By Mary O’KEEFE
The Crescenta Valley High School Falkon 589 robotics team could be found at the high school despite it being winter break. Team members were on campus cleaning their classroom and robot shop in preparation for a new season of competition.
“We are getting ready for the new season, which starts on Saturday (Jan. 9) at 9 a.m.,” said Lucas Repath Martos, Falkon member for three years. “The only thing we know [about the challenge] is its called ‘Stronghold.’”
Each year 589 joins thousands of other high school robotics teams throughout the world, including those from Clark Magnet and La Cañada high schools, to learn what innovative game has been dreamed up by those at FIRST (For Innovation and Recognition of Science and Technology).
In the past games have included robot versions of tic-tac-toe, basketball and soccer. In addition to learning what game will be played, the teams are given the dimensions and requirements for the playing field, which changes every year, to construct their robot. And then it’s time to go to work.
“We have six weeks to design and build the robot,” said Tony Kim, 589 member for three years.
The CVHS Falkon team members are a cross section of students from the school representing every interest from baseball to math.

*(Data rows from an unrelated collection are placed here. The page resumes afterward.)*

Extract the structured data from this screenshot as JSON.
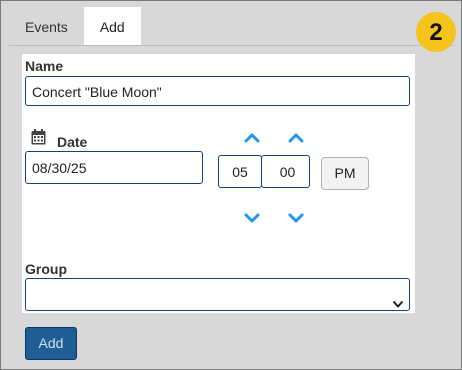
{
  "tabs": [
    {
      "label": "Events",
      "active": false
    },
    {
      "label": "Add",
      "active": true
    }
  ],
  "step_badge": "2",
  "form": {
    "name_label": "Name",
    "name_value": "Concert \"Blue Moon\"",
    "date_label": "Date",
    "date_value": "08/30/25",
    "hour_value": "05",
    "time_separator": ":",
    "minute_value": "00",
    "ampm_label": "PM",
    "group_label": "Group",
    "group_value": ""
  },
  "submit_label": "Add",
  "colors": {
    "accent": "#2196f3",
    "badge": "#f5c31c",
    "submit": "#1f5d95",
    "field_border": "#13427a"
  },
  "icons": [
    "calendar-icon",
    "chevron-up-icon",
    "chevron-down-icon",
    "select-caret-icon"
  ]
}
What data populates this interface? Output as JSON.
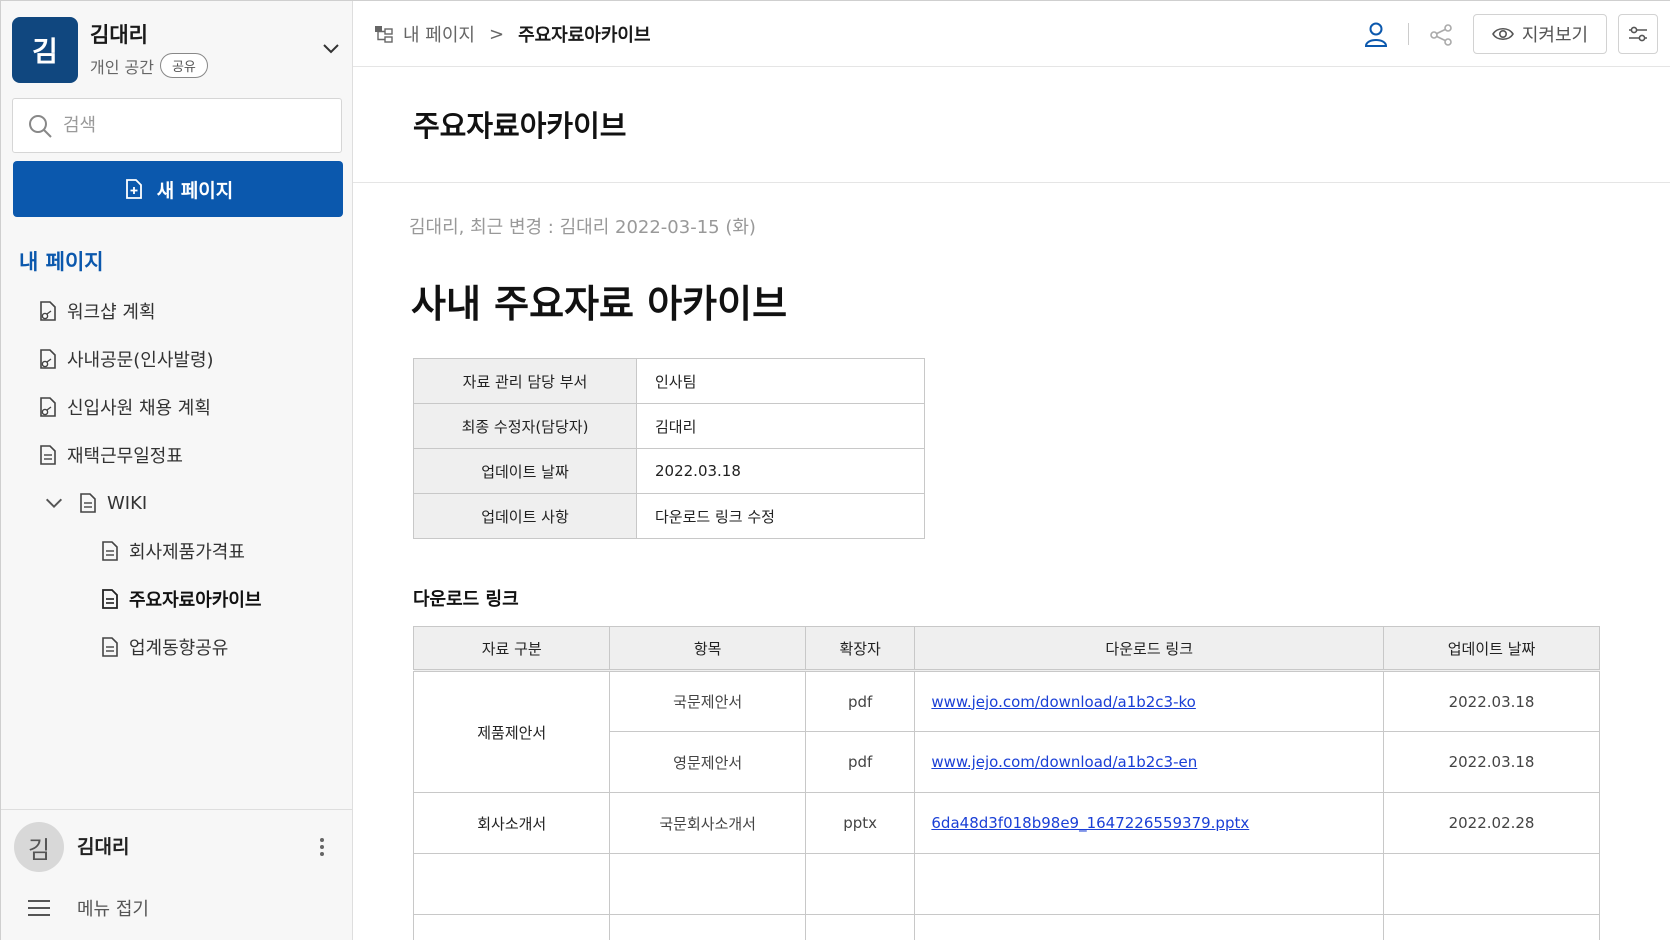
{
  "workspace": {
    "avatar_letter": "김",
    "name": "김대리",
    "subtitle": "개인 공간",
    "badge": "공유"
  },
  "search": {
    "placeholder": "검색"
  },
  "new_page_label": "새 페이지",
  "sidebar": {
    "section_title": "내 페이지",
    "items": [
      {
        "label": "워크샵 계획",
        "icon": "shared-doc-icon"
      },
      {
        "label": "사내공문(인사발령)",
        "icon": "shared-doc-icon"
      },
      {
        "label": "신입사원 채용 계획",
        "icon": "shared-doc-icon"
      },
      {
        "label": "재택근무일정표",
        "icon": "document-icon"
      },
      {
        "label": "WIKI",
        "icon": "document-icon",
        "expanded": true
      },
      {
        "label": "회사제품가격표",
        "icon": "document-icon"
      },
      {
        "label": "주요자료아카이브",
        "icon": "document-icon",
        "active": true
      },
      {
        "label": "업계동향공유",
        "icon": "document-icon"
      }
    ]
  },
  "user": {
    "avatar_letter": "김",
    "name": "김대리"
  },
  "collapse_label": "메뉴 접기",
  "breadcrumb": {
    "parent": "내 페이지",
    "current": "주요자료아카이브"
  },
  "toolbar": {
    "watch_label": "지켜보기"
  },
  "page": {
    "title": "주요자료아카이브",
    "meta": "김대리, 최근 변경 : 김대리 2022-03-15 (화)",
    "heading": "사내 주요자료 아카이브"
  },
  "info_table": [
    {
      "key": "자료 관리 담당 부서",
      "value": "인사팀"
    },
    {
      "key": "최종 수정자(담당자)",
      "value": "김대리"
    },
    {
      "key": "업데이트 날짜",
      "value": "2022.03.18"
    },
    {
      "key": "업데이트 사항",
      "value": "다운로드 링크 수정"
    }
  ],
  "downloads": {
    "title": "다운로드 링크",
    "headers": [
      "자료 구분",
      "항목",
      "확장자",
      "다운로드 링크",
      "업데이트 날짜"
    ],
    "rows": [
      {
        "category": "제품제안서",
        "item": "국문제안서",
        "ext": "pdf",
        "link": "www.jejo.com/download/a1b2c3-ko",
        "date": "2022.03.18"
      },
      {
        "category": "",
        "item": "영문제안서",
        "ext": "pdf",
        "link": "www.jejo.com/download/a1b2c3-en",
        "date": "2022.03.18"
      },
      {
        "category": "회사소개서",
        "item": "국문회사소개서",
        "ext": "pptx",
        "link": "6da48d3f018b98e9_1647226559379.pptx",
        "date": "2022.02.28"
      }
    ]
  },
  "colors": {
    "brand": "#0b58ad",
    "workspace_avatar": "#10477f",
    "link": "#1a3fd6"
  }
}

“I like being here,” said Dorian Nelson, who had attended Los Angeles Unified School District in the past.
Nelson’s friends from his English class talked to him about 589.
“[I said], ‘Okay, I want to join,’” he said.
Dr. Greg Neat is the CVHS mentor. The lead mentor is Lyn Repath-Martos.
Throughout the year 589 team members shares their love of all that is robotics by mentoring young engineers and scientists through the FIRST Lego League. This year alone 589 mentored 19 Lego robotics teams, 13 FIRST Jr. Lego League teams, three afterschool robotics programs, six Girl Scout FLL (FIRST Lego League) teams, seven elementary and middle school teams.
“There are 172 kids touched by our mentoring,” Repath-Martos said.
And these team members are all high school students who mentor in addition to being part of sports teams, other clubs and keeping up with their schoolwork.
According to FIRST, in 2016 the robotics competition will encompass over 3,000 teams comprised of more than 78,000 students from around the world.
“Dubbed a varsity Sport for the Mind™, FIRST Robotics Competition combines the excitement of sport with the rigors of science and technology. It’s the only school sport where all members may turn pro if they choose. Teams of 10 or more high school students (ages 14-18/grades 9-12) are challenged to build and program a robot to perform prescribed tasks against a field of competitors, raise funds, and design a team ‘brand,’ hone teamwork skills. It’s as close to real-world business and engineering as a student can get,” according to www.firstinspires.org.
Team 589 raise funds throughout the year to help pay for the registration fees for competitions and for building and operating the robot. To donate contact Lyn Repath-Martos at Lyn.M.Repath-Martos@jpl.nasa.gov.